* [How to complete this task]:
An exact copy of all the entries below is what this task needs.

* [Records to process]:

=-=-=-=-=

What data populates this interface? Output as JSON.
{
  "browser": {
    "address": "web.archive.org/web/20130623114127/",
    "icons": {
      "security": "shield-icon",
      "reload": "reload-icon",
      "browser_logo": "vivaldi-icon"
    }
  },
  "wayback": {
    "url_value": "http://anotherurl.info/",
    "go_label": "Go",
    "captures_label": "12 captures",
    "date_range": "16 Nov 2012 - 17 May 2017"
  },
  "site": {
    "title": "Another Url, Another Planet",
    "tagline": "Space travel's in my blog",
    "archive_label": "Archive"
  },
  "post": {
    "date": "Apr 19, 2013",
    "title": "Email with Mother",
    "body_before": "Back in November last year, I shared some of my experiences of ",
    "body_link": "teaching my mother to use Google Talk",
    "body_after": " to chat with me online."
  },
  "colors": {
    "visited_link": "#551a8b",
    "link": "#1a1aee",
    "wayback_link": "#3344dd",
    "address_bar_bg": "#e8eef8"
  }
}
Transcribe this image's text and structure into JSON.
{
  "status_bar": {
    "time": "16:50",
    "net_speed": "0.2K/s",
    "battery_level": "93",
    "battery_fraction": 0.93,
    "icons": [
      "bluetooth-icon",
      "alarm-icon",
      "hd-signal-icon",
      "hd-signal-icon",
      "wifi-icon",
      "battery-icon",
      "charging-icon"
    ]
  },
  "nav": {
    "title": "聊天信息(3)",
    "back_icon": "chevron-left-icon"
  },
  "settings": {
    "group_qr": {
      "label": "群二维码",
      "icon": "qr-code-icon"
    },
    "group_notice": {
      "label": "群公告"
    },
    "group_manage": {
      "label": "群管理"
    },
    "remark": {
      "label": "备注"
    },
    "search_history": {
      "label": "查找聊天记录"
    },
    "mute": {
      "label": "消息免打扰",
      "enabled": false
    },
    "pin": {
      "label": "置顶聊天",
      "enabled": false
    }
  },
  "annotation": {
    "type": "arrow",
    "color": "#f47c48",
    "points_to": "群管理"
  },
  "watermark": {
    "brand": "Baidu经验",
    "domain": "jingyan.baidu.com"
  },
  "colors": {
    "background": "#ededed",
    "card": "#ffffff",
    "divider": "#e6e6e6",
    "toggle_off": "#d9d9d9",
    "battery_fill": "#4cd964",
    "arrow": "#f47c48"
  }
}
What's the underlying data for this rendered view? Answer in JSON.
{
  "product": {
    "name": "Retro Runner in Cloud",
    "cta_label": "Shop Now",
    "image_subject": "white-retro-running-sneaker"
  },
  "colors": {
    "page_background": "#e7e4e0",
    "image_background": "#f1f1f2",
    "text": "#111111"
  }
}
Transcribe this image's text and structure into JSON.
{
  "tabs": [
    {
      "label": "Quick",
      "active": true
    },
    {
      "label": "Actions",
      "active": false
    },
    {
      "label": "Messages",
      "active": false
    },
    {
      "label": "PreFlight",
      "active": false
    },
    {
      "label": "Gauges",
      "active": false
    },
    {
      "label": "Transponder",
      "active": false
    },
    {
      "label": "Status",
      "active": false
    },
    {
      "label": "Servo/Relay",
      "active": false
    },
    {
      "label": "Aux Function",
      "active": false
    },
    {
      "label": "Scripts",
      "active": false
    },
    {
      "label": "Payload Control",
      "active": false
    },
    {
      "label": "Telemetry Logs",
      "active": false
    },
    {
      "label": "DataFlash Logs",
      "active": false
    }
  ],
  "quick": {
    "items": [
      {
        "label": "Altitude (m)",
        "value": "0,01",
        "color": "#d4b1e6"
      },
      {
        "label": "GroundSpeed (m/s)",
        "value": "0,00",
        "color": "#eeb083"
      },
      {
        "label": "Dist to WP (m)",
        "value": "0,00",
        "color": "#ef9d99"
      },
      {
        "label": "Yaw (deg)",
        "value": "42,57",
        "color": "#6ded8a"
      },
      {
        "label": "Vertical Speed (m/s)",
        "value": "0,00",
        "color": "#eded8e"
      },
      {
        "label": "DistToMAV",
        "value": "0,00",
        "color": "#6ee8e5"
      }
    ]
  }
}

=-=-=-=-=

* [Answer section]:
What data populates this interface? Output as JSON.
{
  "browser": {
    "address": "web.archive.org/web/20130623114127/",
    "icons": {
      "security": "shield-icon",
      "reload": "reload-icon",
      "browser_logo": "vivaldi-icon"
    }
  },
  "wayback": {
    "url_value": "http://anotherurl.info/",
    "go_label": "Go",
    "captures_label": "12 captures",
    "date_range": "16 Nov 2012 - 17 May 2017"
  },
  "site": {
    "title": "Another Url, Another Planet",
    "tagline": "Space travel's in my blog",
    "archive_label": "Archive"
  },
  "post": {
    "date": "Apr 19, 2013",
    "title": "Email with Mother",
    "body_before": "Back in November last year, I shared some of my experiences of ",
    "body_link": "teaching my mother to use Google Talk",
    "body_after": " to chat with me online."
  },
  "colors": {
    "visited_link": "#551a8b",
    "link": "#1a1aee",
    "wayback_link": "#3344dd",
    "address_bar_bg": "#e8eef8"
  }
}
Transcribe this image's text and structure into JSON.
{
  "status_bar": {
    "time": "16:50",
    "net_speed": "0.2K/s",
    "battery_level": "93",
    "battery_fraction": 0.93,
    "icons": [
      "bluetooth-icon",
      "alarm-icon",
      "hd-signal-icon",
      "hd-signal-icon",
      "wifi-icon",
      "battery-icon",
      "charging-icon"
    ]
  },
  "nav": {
    "title": "聊天信息(3)",
    "back_icon": "chevron-left-icon"
  },
  "settings": {
    "group_qr": {
      "label": "群二维码",
      "icon": "qr-code-icon"
    },
    "group_notice": {
      "label": "群公告"
    },
    "group_manage": {
      "label": "群管理"
    },
    "remark": {
      "label": "备注"
    },
    "search_history": {
      "label": "查找聊天记录"
    },
    "mute": {
      "label": "消息免打扰",
      "enabled": false
    },
    "pin": {
      "label": "置顶聊天",
      "enabled": false
    }
  },
  "annotation": {
    "type": "arrow",
    "color": "#f47c48",
    "points_to": "群管理"
  },
  "watermark": {
    "brand": "Baidu经验",
    "domain": "jingyan.baidu.com"
  },
  "colors": {
    "background": "#ededed",
    "card": "#ffffff",
    "divider": "#e6e6e6",
    "toggle_off": "#d9d9d9",
    "battery_fill": "#4cd964",
    "arrow": "#f47c48"
  }
}
What's the underlying data for this rendered view? Answer in JSON.
{
  "product": {
    "name": "Retro Runner in Cloud",
    "cta_label": "Shop Now",
    "image_subject": "white-retro-running-sneaker"
  },
  "colors": {
    "page_background": "#e7e4e0",
    "image_background": "#f1f1f2",
    "text": "#111111"
  }
}
Transcribe this image's text and structure into JSON.
{
  "tabs": [
    {
      "label": "Quick",
      "active": true
    },
    {
      "label": "Actions",
      "active": false
    },
    {
      "label": "Messages",
      "active": false
    },
    {
      "label": "PreFlight",
      "active": false
    },
    {
      "label": "Gauges",
      "active": false
    },
    {
      "label": "Transponder",
      "active": false
    },
    {
      "label": "Status",
      "active": false
    },
    {
      "label": "Servo/Relay",
      "active": false
    },
    {
      "label": "Aux Function",
      "active": false
    },
    {
      "label": "Scripts",
      "active": false
    },
    {
      "label": "Payload Control",
      "active": false
    },
    {
      "label": "Telemetry Logs",
      "active": false
    },
    {
      "label": "DataFlash Logs",
      "active": false
    }
  ],
  "quick": {
    "items": [
      {
        "label": "Altitude (m)",
        "value": "0,01",
        "color": "#d4b1e6"
      },
      {
        "label": "GroundSpeed (m/s)",
        "value": "0,00",
        "color": "#eeb083"
      },
      {
        "label": "Dist to WP (m)",
        "value": "0,00",
        "color": "#ef9d99"
      },
      {
        "label": "Yaw (deg)",
        "value": "42,57",
        "color": "#6ded8a"
      },
      {
        "label": "Vertical Speed (m/s)",
        "value": "0,00",
        "color": "#eded8e"
      },
      {
        "label": "DistToMAV",
        "value": "0,00",
        "color": "#6ee8e5"
      }
    ]
  }
}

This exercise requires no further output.